* [Data for this task]:
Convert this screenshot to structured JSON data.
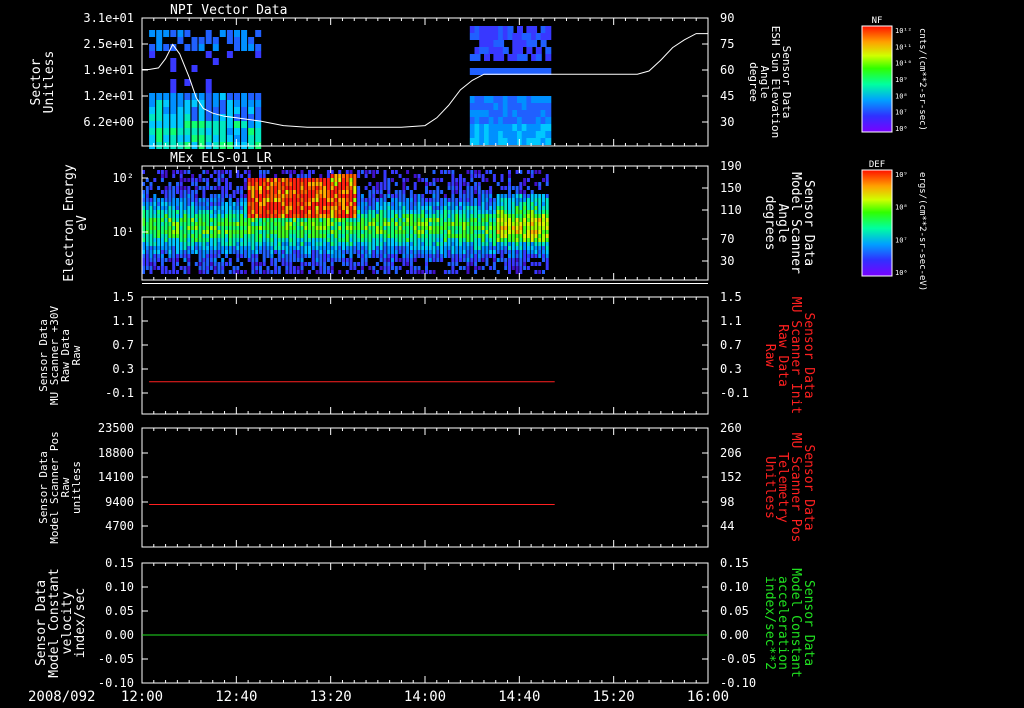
{
  "chart_data": {
    "type": "stacked-time-series",
    "date": "2008/092",
    "time_ticks": [
      "12:00",
      "12:40",
      "13:20",
      "14:00",
      "14:40",
      "15:20",
      "16:00"
    ],
    "time_range_minutes": [
      720,
      960
    ],
    "panels": [
      {
        "id": "npi",
        "type": "heatmap",
        "title": "NPI Vector Data",
        "left_label": [
          "Sector",
          "Unitless"
        ],
        "left_ticks": [
          "3.1e+01",
          "2.5e+01",
          "1.9e+01",
          "1.2e+01",
          "6.2e+00"
        ],
        "right_label": [
          "Sensor Data",
          "ESH Sun Elevation",
          "Angle",
          "degree"
        ],
        "right_label_color": "#ffffff",
        "right_ticks": [
          "90",
          "75",
          "60",
          "45",
          "30"
        ],
        "right_range": [
          15,
          90
        ],
        "data_gap_minutes": [
          [
            770,
            859
          ]
        ],
        "data_end_minute": 892,
        "overlay_line": {
          "color": "#ffffff",
          "t": [
            720,
            723,
            727,
            730,
            733,
            736,
            740,
            743,
            746,
            750,
            755,
            760,
            770,
            780,
            790,
            800,
            810,
            820,
            830,
            840,
            845,
            850,
            855,
            860,
            865,
            870,
            880,
            890,
            900,
            910,
            920,
            930,
            935,
            940,
            945,
            950,
            955,
            960
          ],
          "y": [
            57,
            57,
            58,
            64,
            73,
            67,
            52,
            39,
            32,
            29,
            27,
            26,
            24,
            21,
            20,
            20,
            20,
            20,
            20,
            21,
            26,
            34,
            44,
            50,
            54,
            54,
            54,
            54,
            54,
            54,
            54,
            54,
            56,
            63,
            71,
            76,
            80,
            80
          ]
        }
      },
      {
        "id": "els",
        "type": "heatmap",
        "title": "MEx ELS-01 LR",
        "left_label": [
          "Electron Energy",
          "eV"
        ],
        "left_ticks": [
          "10²",
          "10¹"
        ],
        "right_label": [
          "Sensor Data",
          "Model Scanner",
          "Angle",
          "degrees"
        ],
        "right_label_color": "#ffffff",
        "right_ticks": [
          "190",
          "150",
          "110",
          "70",
          "30"
        ],
        "right_range": [
          0,
          190
        ],
        "overlay_line": {
          "color": "#ffffff",
          "t": [
            720,
            960
          ],
          "y": [
            10,
            10
          ]
        },
        "data_end_minute": 892
      },
      {
        "id": "mu30v",
        "type": "line",
        "left_label": [
          "Sensor Data",
          "MU Scanner +30V",
          "Raw Data",
          "Raw"
        ],
        "left_ticks": [
          "1.5",
          "1.1",
          "0.7",
          "0.3",
          "-0.1"
        ],
        "left_range": [
          -0.5,
          1.5
        ],
        "right_label": [
          "Sensor Data",
          "MU Scanner Init",
          "Raw Data",
          "Raw"
        ],
        "right_label_color": "#ff2020",
        "right_ticks": [
          "1.5",
          "1.1",
          "0.7",
          "0.3",
          "-0.1"
        ],
        "series": [
          {
            "color": "#ff2020",
            "t": [
              723,
              895
            ],
            "y": [
              0.05,
              0.05
            ]
          }
        ]
      },
      {
        "id": "mupos",
        "type": "line",
        "left_label": [
          "Sensor Data",
          "Model Scanner Pos",
          "Raw",
          "unitless"
        ],
        "left_ticks": [
          "23500",
          "18800",
          "14100",
          "9400",
          "4700"
        ],
        "left_range": [
          0,
          23500
        ],
        "right_label": [
          "Sensor Data",
          "MU Scanner Pos",
          "Telemetry",
          "Unitless"
        ],
        "right_label_color": "#ff2020",
        "right_ticks": [
          "260",
          "206",
          "152",
          "98",
          "44"
        ],
        "series": [
          {
            "color": "#ff2020",
            "t": [
              723,
              895
            ],
            "y": [
              8400,
              8400
            ]
          }
        ]
      },
      {
        "id": "const",
        "type": "line",
        "left_label": [
          "Sensor Data",
          "Model Constant",
          "velocity",
          "index/sec"
        ],
        "left_ticks": [
          "0.15",
          "0.10",
          "0.05",
          "0.00",
          "-0.05",
          "-0.10"
        ],
        "left_range": [
          -0.1,
          0.15
        ],
        "right_label": [
          "Sensor Data",
          "Model Constant",
          "acceleration",
          "index/sec**2"
        ],
        "right_label_color": "#20e020",
        "right_ticks": [
          "0.15",
          "0.10",
          "0.05",
          "0.00",
          "-0.05",
          "-0.10"
        ],
        "series": [
          {
            "color": "#20e020",
            "t": [
              720,
              960
            ],
            "y": [
              0.0,
              0.0
            ]
          }
        ]
      }
    ],
    "colorbars": [
      {
        "id": "nf",
        "label": "NF",
        "ticks": [
          "10¹²",
          "10¹¹",
          "10¹⁰",
          "10⁹",
          "10⁸",
          "10⁷",
          "10⁶"
        ],
        "units": "cnts/(cm**2-sr-sec)"
      },
      {
        "id": "def",
        "label": "DEF",
        "ticks": [
          "10⁹",
          "10⁸",
          "10⁷",
          "10⁶"
        ],
        "units": "ergs/(cm**2-sr-sec-eV)"
      }
    ]
  }
}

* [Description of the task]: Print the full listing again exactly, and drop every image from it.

* [Written solution]:
Convert this screenshot to structured JSON data.
{
  "chart_data": {
    "type": "stacked-time-series",
    "date": "2008/092",
    "time_ticks": [
      "12:00",
      "12:40",
      "13:20",
      "14:00",
      "14:40",
      "15:20",
      "16:00"
    ],
    "time_range_minutes": [
      720,
      960
    ],
    "panels": [
      {
        "id": "npi",
        "type": "heatmap",
        "title": "NPI Vector Data",
        "left_label": [
          "Sector",
          "Unitless"
        ],
        "left_ticks": [
          "3.1e+01",
          "2.5e+01",
          "1.9e+01",
          "1.2e+01",
          "6.2e+00"
        ],
        "right_label": [
          "Sensor Data",
          "ESH Sun Elevation",
          "Angle",
          "degree"
        ],
        "right_label_color": "#ffffff",
        "right_ticks": [
          "90",
          "75",
          "60",
          "45",
          "30"
        ],
        "right_range": [
          15,
          90
        ],
        "data_gap_minutes": [
          [
            770,
            859
          ]
        ],
        "data_end_minute": 892,
        "overlay_line": {
          "color": "#ffffff",
          "t": [
            720,
            723,
            727,
            730,
            733,
            736,
            740,
            743,
            746,
            750,
            755,
            760,
            770,
            780,
            790,
            800,
            810,
            820,
            830,
            840,
            845,
            850,
            855,
            860,
            865,
            870,
            880,
            890,
            900,
            910,
            920,
            930,
            935,
            940,
            945,
            950,
            955,
            960
          ],
          "y": [
            57,
            57,
            58,
            64,
            73,
            67,
            52,
            39,
            32,
            29,
            27,
            26,
            24,
            21,
            20,
            20,
            20,
            20,
            20,
            21,
            26,
            34,
            44,
            50,
            54,
            54,
            54,
            54,
            54,
            54,
            54,
            54,
            56,
            63,
            71,
            76,
            80,
            80
          ]
        }
      },
      {
        "id": "els",
        "type": "heatmap",
        "title": "MEx ELS-01 LR",
        "left_label": [
          "Electron Energy",
          "eV"
        ],
        "left_ticks": [
          "10²",
          "10¹"
        ],
        "right_label": [
          "Sensor Data",
          "Model Scanner",
          "Angle",
          "degrees"
        ],
        "right_label_color": "#ffffff",
        "right_ticks": [
          "190",
          "150",
          "110",
          "70",
          "30"
        ],
        "right_range": [
          0,
          190
        ],
        "overlay_line": {
          "color": "#ffffff",
          "t": [
            720,
            960
          ],
          "y": [
            10,
            10
          ]
        },
        "data_end_minute": 892
      },
      {
        "id": "mu30v",
        "type": "line",
        "left_label": [
          "Sensor Data",
          "MU Scanner +30V",
          "Raw Data",
          "Raw"
        ],
        "left_ticks": [
          "1.5",
          "1.1",
          "0.7",
          "0.3",
          "-0.1"
        ],
        "left_range": [
          -0.5,
          1.5
        ],
        "right_label": [
          "Sensor Data",
          "MU Scanner Init",
          "Raw Data",
          "Raw"
        ],
        "right_label_color": "#ff2020",
        "right_ticks": [
          "1.5",
          "1.1",
          "0.7",
          "0.3",
          "-0.1"
        ],
        "series": [
          {
            "color": "#ff2020",
            "t": [
              723,
              895
            ],
            "y": [
              0.05,
              0.05
            ]
          }
        ]
      },
      {
        "id": "mupos",
        "type": "line",
        "left_label": [
          "Sensor Data",
          "Model Scanner Pos",
          "Raw",
          "unitless"
        ],
        "left_ticks": [
          "23500",
          "18800",
          "14100",
          "9400",
          "4700"
        ],
        "left_range": [
          0,
          23500
        ],
        "right_label": [
          "Sensor Data",
          "MU Scanner Pos",
          "Telemetry",
          "Unitless"
        ],
        "right_label_color": "#ff2020",
        "right_ticks": [
          "260",
          "206",
          "152",
          "98",
          "44"
        ],
        "series": [
          {
            "color": "#ff2020",
            "t": [
              723,
              895
            ],
            "y": [
              8400,
              8400
            ]
          }
        ]
      },
      {
        "id": "const",
        "type": "line",
        "left_label": [
          "Sensor Data",
          "Model Constant",
          "velocity",
          "index/sec"
        ],
        "left_ticks": [
          "0.15",
          "0.10",
          "0.05",
          "0.00",
          "-0.05",
          "-0.10"
        ],
        "left_range": [
          -0.1,
          0.15
        ],
        "right_label": [
          "Sensor Data",
          "Model Constant",
          "acceleration",
          "index/sec**2"
        ],
        "right_label_color": "#20e020",
        "right_ticks": [
          "0.15",
          "0.10",
          "0.05",
          "0.00",
          "-0.05",
          "-0.10"
        ],
        "series": [
          {
            "color": "#20e020",
            "t": [
              720,
              960
            ],
            "y": [
              0.0,
              0.0
            ]
          }
        ]
      }
    ],
    "colorbars": [
      {
        "id": "nf",
        "label": "NF",
        "ticks": [
          "10¹²",
          "10¹¹",
          "10¹⁰",
          "10⁹",
          "10⁸",
          "10⁷",
          "10⁶"
        ],
        "units": "cnts/(cm**2-sr-sec)"
      },
      {
        "id": "def",
        "label": "DEF",
        "ticks": [
          "10⁹",
          "10⁸",
          "10⁷",
          "10⁶"
        ],
        "units": "ergs/(cm**2-sr-sec-eV)"
      }
    ]
  }
}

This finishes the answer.